In Penslar’s eyes, Israel is the “stronger party” in an “asymmetrical conflict” and “the stronger party’s hatreds do greater harm to the weaker party than the other way around.” But this begs the question: Who is actually the stronger party? Behind Hamas stands Hezbollah and Iran—a hostile, Holocaust-denying state of over 100 million people. There is one Jewish state in the world, and 22 Arab states. There are perhaps 7 million Jews in Israel, and another 8 million Jews worldwide, against a total of 1.8 billion Muslims. Israel is encircled by hostile entities set on its destruction. Where is the asymmetry here?
Anti-Zionism cannot be antisemitic, Penslar seems to think, if there is no emotion of Jew-hatred behind it. But the argument that Israel is illegitimate and therefore must be dismantled is itself antisemitic. Yes, the anti-Zionist may feel righteous anger, rather than hatred, as Penslar argues. But splitting emotional hairs is not the point—racism is structural. When anti-Zionism envisions, as it must, the ruin of the Jewish state, it becomes a racist polemic.
In August 2023, Penslar signed a petition circulated by a group called Academics4peace. The word “apartheid” appears three times in the petition, as a description of life in the West Bank. In his books, too, Penslar has described the situation in the West Bank as apartheid, even though over 90% of Palestinians there are governed not by Israel but by the Palestinian Authority, which oppresses its population for its own reasons. The point of calling Israel an apartheid regime is clear: to suggest that it must go the way of white-led South Africa. Arafat said about Yitzhak Rabin, “He is not a de Gaulle. Let him be at least a de Klerk.” Algeria without its pieds-noirs would have been the best case scenario; the other possibility was a Palestinian majority ruling over Jews, like Blacks in post-apartheid South Africa. So it is for the campus left: The “settler-colonialist” Jewish state, like white South Africa or French Algeria, must be destroyed.
In Zionism: An Emotional State, Penslar says that the word Zionism has “signified the Israeli state’s paradoxical blend of vulnerability and strength, achievement and unfulfilled purpose.” When the world ignores Israel’s vulnerability and sees only its military strength, antisemitism begins to triumph. Since Oct. 7, Israel has been painted as an aggressor nation, its weakness in the face of terror discounted utterly.
In Zionism, Penslar evokes Herzl’s “uncommonly handsome” countenance, which “connoted prophetic insight, serenity without indifference, and composure without nonchalance.” Penslar explores Herzl’s neurotic character, but also venerates the proud, steady image he projected on behalf of Jews.

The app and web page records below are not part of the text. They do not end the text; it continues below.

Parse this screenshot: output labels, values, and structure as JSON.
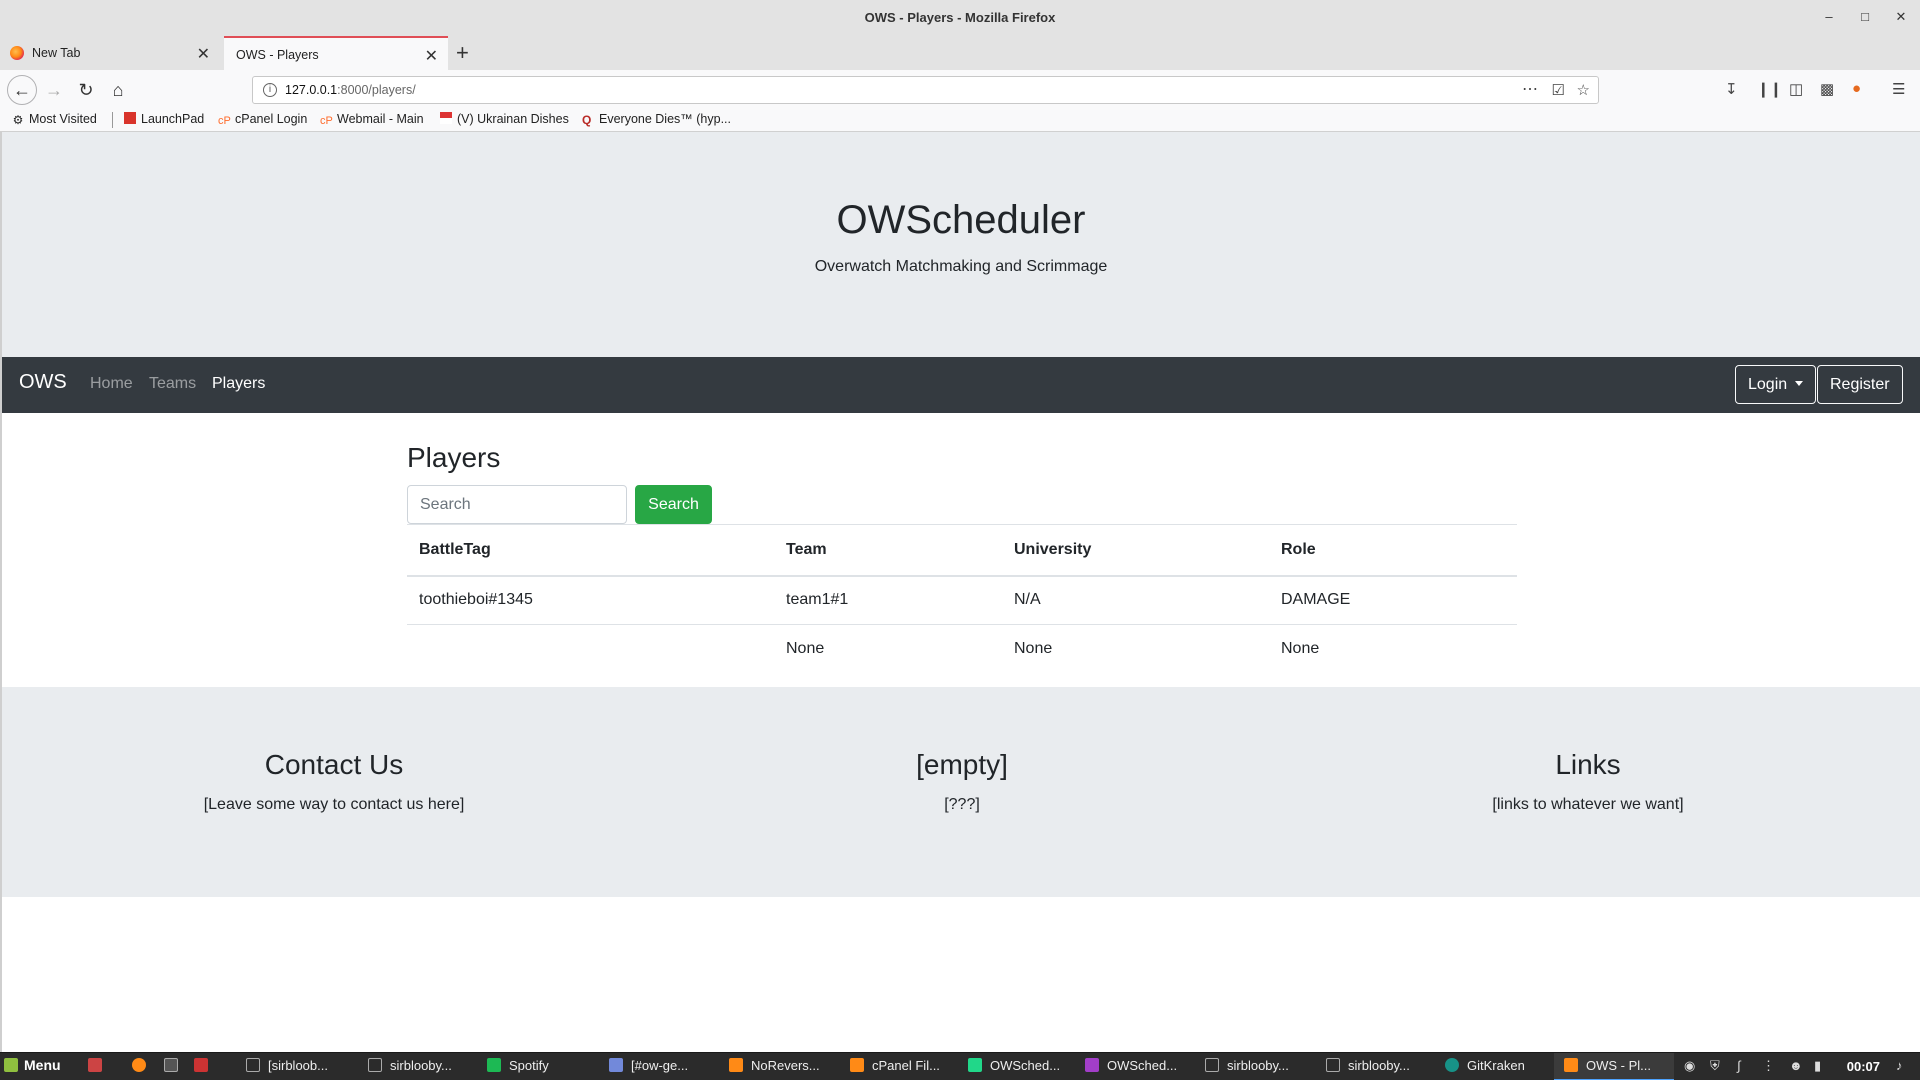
{
  "window": {
    "title": "OWS - Players - Mozilla Firefox"
  },
  "tabs": [
    {
      "label": "New Tab"
    },
    {
      "label": "OWS - Players"
    }
  ],
  "url": {
    "host": "127.0.0.1",
    "rest": ":8000/players/"
  },
  "bookmarks": [
    {
      "label": "Most Visited"
    },
    {
      "label": "LaunchPad"
    },
    {
      "label": "cPanel Login"
    },
    {
      "label": "Webmail - Main"
    },
    {
      "label": "(V) Ukrainan Dishes"
    },
    {
      "label": "Everyone Dies™ (hyp..."
    }
  ],
  "site": {
    "title": "OWScheduler",
    "subtitle": "Overwatch Matchmaking and Scrimmage",
    "nav": {
      "brand": "OWS",
      "links": [
        {
          "label": "Home"
        },
        {
          "label": "Teams"
        },
        {
          "label": "Players"
        }
      ],
      "login": "Login",
      "register": "Register"
    }
  },
  "players": {
    "heading": "Players",
    "search_placeholder": "Search",
    "search_button": "Search",
    "columns": [
      "BattleTag",
      "Team",
      "University",
      "Role"
    ],
    "rows": [
      [
        "toothieboi#1345",
        "team1#1",
        "N/A",
        "DAMAGE"
      ],
      [
        "",
        "None",
        "None",
        "None"
      ]
    ]
  },
  "footer": [
    {
      "heading": "Contact Us",
      "text": "[Leave some way to contact us here]"
    },
    {
      "heading": "[empty]",
      "text": "[???]"
    },
    {
      "heading": "Links",
      "text": "[links to whatever we want]"
    }
  ],
  "taskbar": {
    "menu": "Menu",
    "items": [
      {
        "label": "[sirbloob..."
      },
      {
        "label": "sirblooby..."
      },
      {
        "label": "Spotify"
      },
      {
        "label": "[#ow-ge..."
      },
      {
        "label": "NoRevers..."
      },
      {
        "label": "cPanel Fil..."
      },
      {
        "label": "OWSched..."
      },
      {
        "label": "OWSched..."
      },
      {
        "label": "sirblooby..."
      },
      {
        "label": "sirblooby..."
      },
      {
        "label": "GitKraken"
      },
      {
        "label": "OWS - Pl..."
      }
    ],
    "clock": "00:07"
  }
}
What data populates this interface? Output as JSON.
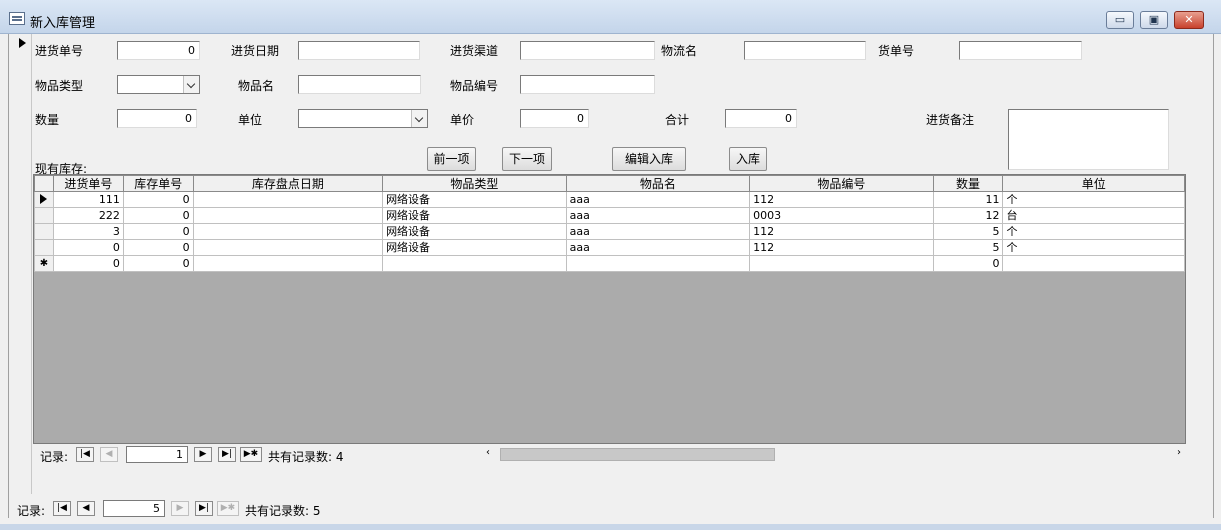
{
  "window": {
    "title": "新入库管理",
    "min": "▭",
    "max": "▣",
    "close": "✕"
  },
  "form": {
    "purchase_no_label": "进货单号",
    "purchase_no_value": "0",
    "purchase_date_label": "进货日期",
    "purchase_date_value": "",
    "channel_label": "进货渠道",
    "channel_value": "",
    "logistics_label": "物流名",
    "logistics_value": "",
    "waybill_label": "货单号",
    "waybill_value": "",
    "item_type_label": "物品类型",
    "item_type_value": "",
    "item_name_label": "物品名",
    "item_name_value": "",
    "item_code_label": "物品编号",
    "item_code_value": "",
    "qty_label": "数量",
    "qty_value": "0",
    "unit_label": "单位",
    "unit_value": "",
    "price_label": "单价",
    "price_value": "0",
    "total_label": "合计",
    "total_value": "0",
    "remark_label": "进货备注",
    "remark_value": "",
    "stock_label": "现有库存:"
  },
  "buttons": {
    "prev": "前一项",
    "next": "下一项",
    "edit": "编辑入库",
    "stock_in": "入库"
  },
  "grid": {
    "columns": [
      "进货单号",
      "库存单号",
      "库存盘点日期",
      "物品类型",
      "物品名",
      "物品编号",
      "数量",
      "单位"
    ],
    "rows": [
      [
        "111",
        "0",
        "",
        "网络设备",
        "aaa",
        "112",
        "11",
        "个"
      ],
      [
        "222",
        "0",
        "",
        "网络设备",
        "aaa",
        "0003",
        "12",
        "台"
      ],
      [
        "3",
        "0",
        "",
        "网络设备",
        "aaa",
        "112",
        "5",
        "个"
      ],
      [
        "0",
        "0",
        "",
        "网络设备",
        "aaa",
        "112",
        "5",
        "个"
      ]
    ],
    "new_row": [
      "0",
      "0",
      "",
      "",
      "",
      "",
      "0",
      ""
    ],
    "new_row_marker": "✱"
  },
  "subnav": {
    "label": "记录:",
    "current": "1",
    "total_text": "共有记录数: 4"
  },
  "mainnav": {
    "label": "记录:",
    "current": "5",
    "total_text": "共有记录数: 5"
  }
}
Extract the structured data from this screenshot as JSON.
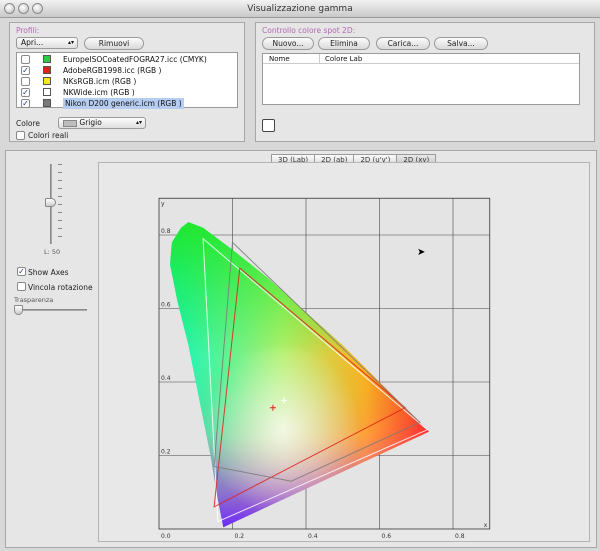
{
  "window": {
    "title": "Visualizzazione gamma"
  },
  "profiles": {
    "group_label": "Profili:",
    "open_select": "Apri...",
    "remove_label": "Rimuovi",
    "items": [
      {
        "checked": false,
        "color": "#2ecc40",
        "label": "EuropeISOCoatedFOGRA27.icc (CMYK)",
        "selected": false
      },
      {
        "checked": true,
        "color": "#e0201a",
        "label": "AdobeRGB1998.icc (RGB )",
        "selected": false
      },
      {
        "checked": false,
        "color": "#f2e81a",
        "label": "NKsRGB.icm (RGB )",
        "selected": false
      },
      {
        "checked": true,
        "color": "#ffffff",
        "label": "NKWide.icm (RGB )",
        "selected": false
      },
      {
        "checked": true,
        "color": "#7a7a7a",
        "label": "Nikon D200 generic.icm (RGB )",
        "selected": true
      }
    ],
    "color_label": "Colore",
    "color_select": "Grigio",
    "real_colors_label": "Colori reali"
  },
  "spot": {
    "group_label": "Controllo colore spot 2D:",
    "buttons": {
      "new": "Nuovo...",
      "delete": "Elimina",
      "load": "Carica...",
      "save": "Salva..."
    },
    "columns": [
      "Nome",
      "Colore Lab"
    ]
  },
  "side": {
    "slider_label": "L: 50",
    "show_axes": {
      "label": "Show Axes",
      "checked": true
    },
    "lock_rotation": {
      "label": "Vincola rotazione",
      "checked": false
    },
    "transparency_label": "Trasparenza"
  },
  "views": {
    "tabs": [
      "3D (Lab)",
      "2D (ab)",
      "2D (u'v')",
      "2D (xy)"
    ],
    "active": 3
  },
  "chart_data": {
    "type": "scatter",
    "title": "",
    "xlabel": "x",
    "ylabel": "y",
    "xlim": [
      0,
      0.9
    ],
    "ylim": [
      0,
      0.9
    ],
    "x_ticks": [
      "0.0",
      "0.2",
      "0.4",
      "0.6",
      "0.8"
    ],
    "y_ticks": [
      "0.0",
      "0.2",
      "0.4",
      "0.6",
      "0.8"
    ],
    "grid": true,
    "series": [
      {
        "color": "#ffffff",
        "points": [
          [
            0.12,
            0.79
          ],
          [
            0.73,
            0.27
          ],
          [
            0.16,
            0.02
          ]
        ]
      },
      {
        "color": "#e0201a",
        "points": [
          [
            0.22,
            0.71
          ],
          [
            0.67,
            0.33
          ],
          [
            0.15,
            0.06
          ]
        ]
      },
      {
        "color": "#7a7a7a",
        "points": [
          [
            0.2,
            0.78
          ],
          [
            0.71,
            0.29
          ],
          [
            0.36,
            0.13
          ],
          [
            0.15,
            0.17
          ]
        ]
      }
    ],
    "white_point": [
      0.31,
      0.33
    ],
    "cursor_marker": [
      0.34,
      0.35
    ]
  }
}
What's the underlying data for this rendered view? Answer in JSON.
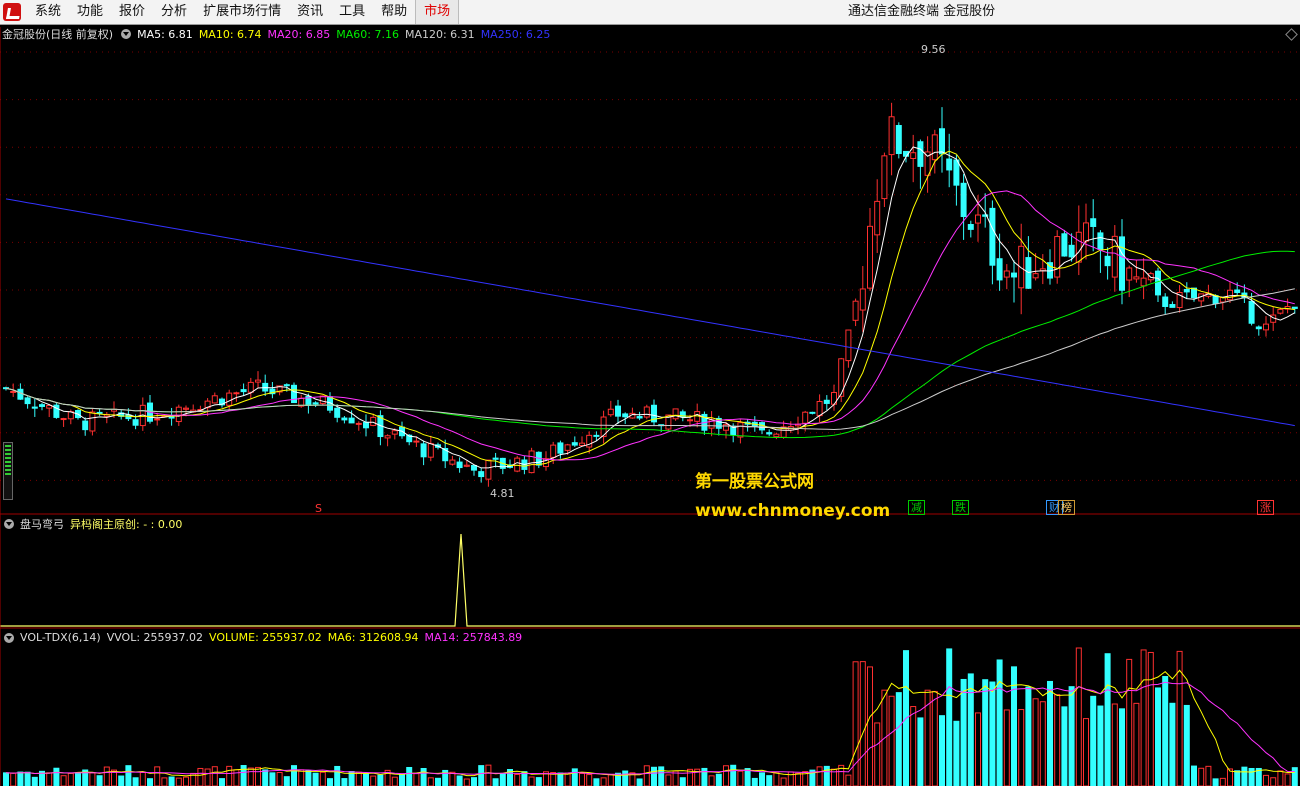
{
  "menu": {
    "items": [
      "系统",
      "功能",
      "报价",
      "分析",
      "扩展市场行情",
      "资讯",
      "工具",
      "帮助"
    ],
    "active_item": "市场",
    "window_title": "通达信金融终端  金冠股份"
  },
  "price_panel": {
    "stock_label": "金冠股份(日线 前复权)",
    "ma": [
      {
        "label": "MA5: 6.81",
        "color": "#ffffff"
      },
      {
        "label": "MA10: 6.74",
        "color": "#ffff00"
      },
      {
        "label": "MA20: 6.85",
        "color": "#ff33ff"
      },
      {
        "label": "MA60: 7.16",
        "color": "#00ee00"
      },
      {
        "label": "MA120: 6.31",
        "color": "#cccccc"
      },
      {
        "label": "MA250: 6.25",
        "color": "#3333ff"
      }
    ],
    "high_label": "9.56",
    "low_label": "4.81",
    "price_range": [
      4.6,
      9.9
    ]
  },
  "markers": {
    "s": "S",
    "tags": [
      {
        "text": "减",
        "color": "#00cc00",
        "border": "#00cc00"
      },
      {
        "text": "跌",
        "color": "#00cc00",
        "border": "#00cc00"
      },
      {
        "text": "财",
        "color": "#3399ff",
        "border": "#3399ff"
      },
      {
        "text": "榜",
        "color": "#ffcc66",
        "border": "#cc9933"
      },
      {
        "text": "涨",
        "color": "#ff3333",
        "border": "#ff3333"
      }
    ]
  },
  "watermark": {
    "line1": "第一股票公式网",
    "line2": "www.chnmoney.com"
  },
  "indicator_panel": {
    "name": "盘马弯弓",
    "line_label": "异杩阁主原创: - : 0.00",
    "spike_index": 100
  },
  "volume_panel": {
    "title": "VOL-TDX(6,14)",
    "vvol": "VVOL: 255937.02",
    "volume": "VOLUME: 255937.02",
    "ma6": "MA6: 312608.94",
    "ma14": "MA14: 257843.89",
    "ma6_color": "#ffff00",
    "ma14_color": "#ff33ff"
  },
  "colors": {
    "up": "#ff3030",
    "down": "#33ffff",
    "menu_active": "#e00000",
    "ma250": "#3333ff",
    "ma60": "#00ee00",
    "ma120": "#cccccc",
    "ma20": "#ff33ff"
  }
}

If we are to get back to Herzl’s nobility, and his hope for Jewish self-sufficiency, we need be united enough as Jews to call things by their true names. The wish to delegitimize Israel—otherwise known as anti-Zionism—is nothing but antisemitism. The U.S. and EU agree on that. Why doesn’t Derek Penslar?